> [WHAT YOU NEED TO DO]: All lines after the one containing "Transcribe this image's", together with that line itself, should be written out exactly, down to the last line of the entries below.

> [EXCERPTED RECORDS]:
>>>

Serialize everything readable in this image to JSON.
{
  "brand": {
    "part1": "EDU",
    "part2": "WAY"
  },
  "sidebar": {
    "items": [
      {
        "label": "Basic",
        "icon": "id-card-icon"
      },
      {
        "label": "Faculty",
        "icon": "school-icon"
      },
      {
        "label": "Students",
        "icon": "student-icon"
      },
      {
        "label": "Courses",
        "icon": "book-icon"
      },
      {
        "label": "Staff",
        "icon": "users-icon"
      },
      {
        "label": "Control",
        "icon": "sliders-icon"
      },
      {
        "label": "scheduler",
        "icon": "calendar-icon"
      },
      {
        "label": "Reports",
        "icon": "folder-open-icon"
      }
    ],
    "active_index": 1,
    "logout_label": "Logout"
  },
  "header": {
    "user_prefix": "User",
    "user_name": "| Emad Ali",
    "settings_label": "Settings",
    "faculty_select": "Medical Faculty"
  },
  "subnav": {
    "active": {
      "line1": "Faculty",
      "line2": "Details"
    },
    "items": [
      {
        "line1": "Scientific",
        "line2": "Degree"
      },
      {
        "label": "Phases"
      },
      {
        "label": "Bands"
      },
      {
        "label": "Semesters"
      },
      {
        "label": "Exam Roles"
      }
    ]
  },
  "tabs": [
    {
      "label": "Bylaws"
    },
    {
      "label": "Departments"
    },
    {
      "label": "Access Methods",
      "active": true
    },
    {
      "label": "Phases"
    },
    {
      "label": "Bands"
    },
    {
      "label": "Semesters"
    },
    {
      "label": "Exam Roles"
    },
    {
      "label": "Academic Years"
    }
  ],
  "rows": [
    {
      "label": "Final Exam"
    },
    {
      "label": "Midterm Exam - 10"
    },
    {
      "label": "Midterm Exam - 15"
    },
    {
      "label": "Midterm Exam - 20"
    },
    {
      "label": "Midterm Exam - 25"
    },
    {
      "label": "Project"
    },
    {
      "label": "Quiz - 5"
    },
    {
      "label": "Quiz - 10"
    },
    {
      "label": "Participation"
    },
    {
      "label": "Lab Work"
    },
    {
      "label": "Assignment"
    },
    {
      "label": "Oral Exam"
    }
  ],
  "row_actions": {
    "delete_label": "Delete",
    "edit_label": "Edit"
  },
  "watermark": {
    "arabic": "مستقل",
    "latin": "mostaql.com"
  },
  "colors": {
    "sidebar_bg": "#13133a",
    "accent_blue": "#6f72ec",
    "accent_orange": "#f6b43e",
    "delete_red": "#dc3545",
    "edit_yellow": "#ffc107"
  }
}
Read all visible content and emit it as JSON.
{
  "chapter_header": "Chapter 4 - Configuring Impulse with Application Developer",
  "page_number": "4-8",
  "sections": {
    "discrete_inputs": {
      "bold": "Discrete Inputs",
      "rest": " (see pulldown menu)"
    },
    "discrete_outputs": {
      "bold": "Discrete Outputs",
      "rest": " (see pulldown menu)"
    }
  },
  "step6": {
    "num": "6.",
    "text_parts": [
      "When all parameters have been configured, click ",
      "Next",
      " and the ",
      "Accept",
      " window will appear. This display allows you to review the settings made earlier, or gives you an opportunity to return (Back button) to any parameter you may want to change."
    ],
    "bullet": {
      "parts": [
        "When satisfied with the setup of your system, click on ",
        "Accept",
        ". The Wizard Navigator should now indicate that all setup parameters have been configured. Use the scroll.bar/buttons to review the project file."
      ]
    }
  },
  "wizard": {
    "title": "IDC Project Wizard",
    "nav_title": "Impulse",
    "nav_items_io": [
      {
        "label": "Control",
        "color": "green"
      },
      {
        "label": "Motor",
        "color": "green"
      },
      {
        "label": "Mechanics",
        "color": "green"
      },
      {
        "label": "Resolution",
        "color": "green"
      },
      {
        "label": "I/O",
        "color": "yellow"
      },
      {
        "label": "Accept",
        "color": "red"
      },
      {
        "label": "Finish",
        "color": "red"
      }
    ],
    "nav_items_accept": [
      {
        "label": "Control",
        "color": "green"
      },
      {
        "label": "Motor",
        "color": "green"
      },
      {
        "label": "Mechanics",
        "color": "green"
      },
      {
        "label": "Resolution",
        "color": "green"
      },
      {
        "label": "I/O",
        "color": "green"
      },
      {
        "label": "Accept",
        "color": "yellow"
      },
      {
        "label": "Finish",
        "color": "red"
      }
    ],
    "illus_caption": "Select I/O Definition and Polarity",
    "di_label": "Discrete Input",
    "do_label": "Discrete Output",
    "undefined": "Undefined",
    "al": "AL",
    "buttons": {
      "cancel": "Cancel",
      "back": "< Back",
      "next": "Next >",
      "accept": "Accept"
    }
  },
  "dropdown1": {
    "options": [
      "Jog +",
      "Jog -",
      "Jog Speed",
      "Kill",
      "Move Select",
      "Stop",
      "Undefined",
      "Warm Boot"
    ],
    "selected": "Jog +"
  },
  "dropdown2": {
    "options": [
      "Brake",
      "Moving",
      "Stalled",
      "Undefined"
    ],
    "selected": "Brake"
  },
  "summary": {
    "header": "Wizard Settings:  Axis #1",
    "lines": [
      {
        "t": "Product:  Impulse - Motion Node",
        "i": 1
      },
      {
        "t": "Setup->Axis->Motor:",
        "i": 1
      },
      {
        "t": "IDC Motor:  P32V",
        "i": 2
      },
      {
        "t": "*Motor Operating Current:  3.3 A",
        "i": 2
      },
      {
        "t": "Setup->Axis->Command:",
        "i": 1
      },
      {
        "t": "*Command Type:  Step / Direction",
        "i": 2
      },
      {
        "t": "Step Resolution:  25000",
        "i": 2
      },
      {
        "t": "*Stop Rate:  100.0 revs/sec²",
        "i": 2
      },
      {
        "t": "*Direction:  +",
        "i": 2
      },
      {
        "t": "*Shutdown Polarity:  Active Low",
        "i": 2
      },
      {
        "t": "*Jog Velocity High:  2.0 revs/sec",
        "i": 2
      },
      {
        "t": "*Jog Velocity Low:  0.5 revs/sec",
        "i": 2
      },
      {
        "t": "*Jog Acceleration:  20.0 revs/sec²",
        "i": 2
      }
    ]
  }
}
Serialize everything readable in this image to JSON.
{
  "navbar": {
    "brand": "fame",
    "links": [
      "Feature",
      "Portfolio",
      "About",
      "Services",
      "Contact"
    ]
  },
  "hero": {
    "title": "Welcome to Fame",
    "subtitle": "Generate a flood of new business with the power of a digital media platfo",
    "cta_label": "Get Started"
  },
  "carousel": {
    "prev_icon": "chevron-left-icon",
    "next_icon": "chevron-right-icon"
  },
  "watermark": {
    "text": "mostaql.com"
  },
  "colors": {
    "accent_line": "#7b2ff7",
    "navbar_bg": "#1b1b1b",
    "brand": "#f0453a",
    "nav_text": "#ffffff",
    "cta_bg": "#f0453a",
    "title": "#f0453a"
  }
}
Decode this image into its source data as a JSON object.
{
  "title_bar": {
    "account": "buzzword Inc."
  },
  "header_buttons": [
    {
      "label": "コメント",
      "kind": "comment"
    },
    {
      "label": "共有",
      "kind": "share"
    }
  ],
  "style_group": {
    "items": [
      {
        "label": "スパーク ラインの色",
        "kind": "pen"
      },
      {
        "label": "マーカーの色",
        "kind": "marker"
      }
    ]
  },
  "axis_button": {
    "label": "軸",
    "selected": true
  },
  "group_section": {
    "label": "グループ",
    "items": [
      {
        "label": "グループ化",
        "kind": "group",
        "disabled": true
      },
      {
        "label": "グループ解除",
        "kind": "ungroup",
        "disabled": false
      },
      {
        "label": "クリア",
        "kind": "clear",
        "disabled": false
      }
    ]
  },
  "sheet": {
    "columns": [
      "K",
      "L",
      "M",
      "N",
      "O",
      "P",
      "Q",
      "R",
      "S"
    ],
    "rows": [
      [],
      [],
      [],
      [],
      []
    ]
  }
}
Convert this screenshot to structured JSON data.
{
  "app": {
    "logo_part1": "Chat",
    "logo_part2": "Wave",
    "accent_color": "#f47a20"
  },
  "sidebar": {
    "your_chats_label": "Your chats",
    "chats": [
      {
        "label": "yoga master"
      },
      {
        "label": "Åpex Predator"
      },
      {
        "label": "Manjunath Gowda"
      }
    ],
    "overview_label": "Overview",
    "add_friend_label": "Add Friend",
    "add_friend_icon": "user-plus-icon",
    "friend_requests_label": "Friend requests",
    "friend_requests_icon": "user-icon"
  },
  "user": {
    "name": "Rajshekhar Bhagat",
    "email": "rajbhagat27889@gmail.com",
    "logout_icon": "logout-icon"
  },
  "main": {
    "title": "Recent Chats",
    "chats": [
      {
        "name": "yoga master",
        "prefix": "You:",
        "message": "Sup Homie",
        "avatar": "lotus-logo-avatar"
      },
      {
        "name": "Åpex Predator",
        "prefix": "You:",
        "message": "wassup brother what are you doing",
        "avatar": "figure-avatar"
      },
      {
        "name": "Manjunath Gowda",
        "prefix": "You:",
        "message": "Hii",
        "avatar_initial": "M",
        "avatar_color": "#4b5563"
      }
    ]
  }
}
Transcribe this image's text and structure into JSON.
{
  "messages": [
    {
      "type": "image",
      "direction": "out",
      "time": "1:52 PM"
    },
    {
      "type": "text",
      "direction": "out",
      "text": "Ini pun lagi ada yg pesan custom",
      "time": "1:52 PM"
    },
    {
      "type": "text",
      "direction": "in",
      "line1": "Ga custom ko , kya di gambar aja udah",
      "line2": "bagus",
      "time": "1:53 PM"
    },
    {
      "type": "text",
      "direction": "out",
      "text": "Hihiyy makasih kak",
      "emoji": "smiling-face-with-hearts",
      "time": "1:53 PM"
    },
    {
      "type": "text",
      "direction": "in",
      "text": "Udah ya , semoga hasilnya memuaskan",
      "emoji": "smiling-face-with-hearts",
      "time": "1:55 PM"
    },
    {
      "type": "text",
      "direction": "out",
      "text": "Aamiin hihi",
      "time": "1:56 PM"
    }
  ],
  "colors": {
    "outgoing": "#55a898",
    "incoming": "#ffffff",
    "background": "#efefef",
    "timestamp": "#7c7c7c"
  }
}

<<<

> [PROBLEM SOLUTION]:
Transcribe this image's text and structure into JSON.
{
  "messages": [
    {
      "type": "image",
      "direction": "out",
      "time": "1:52 PM"
    },
    {
      "type": "text",
      "direction": "out",
      "text": "Ini pun lagi ada yg pesan custom",
      "time": "1:52 PM"
    },
    {
      "type": "text",
      "direction": "in",
      "line1": "Ga custom ko , kya di gambar aja udah",
      "line2": "bagus",
      "time": "1:53 PM"
    },
    {
      "type": "text",
      "direction": "out",
      "text": "Hihiyy makasih kak",
      "emoji": "smiling-face-with-hearts",
      "time": "1:53 PM"
    },
    {
      "type": "text",
      "direction": "in",
      "text": "Udah ya , semoga hasilnya memuaskan",
      "emoji": "smiling-face-with-hearts",
      "time": "1:55 PM"
    },
    {
      "type": "text",
      "direction": "out",
      "text": "Aamiin hihi",
      "time": "1:56 PM"
    }
  ],
  "colors": {
    "outgoing": "#55a898",
    "incoming": "#ffffff",
    "background": "#efefef",
    "timestamp": "#7c7c7c"
  }
}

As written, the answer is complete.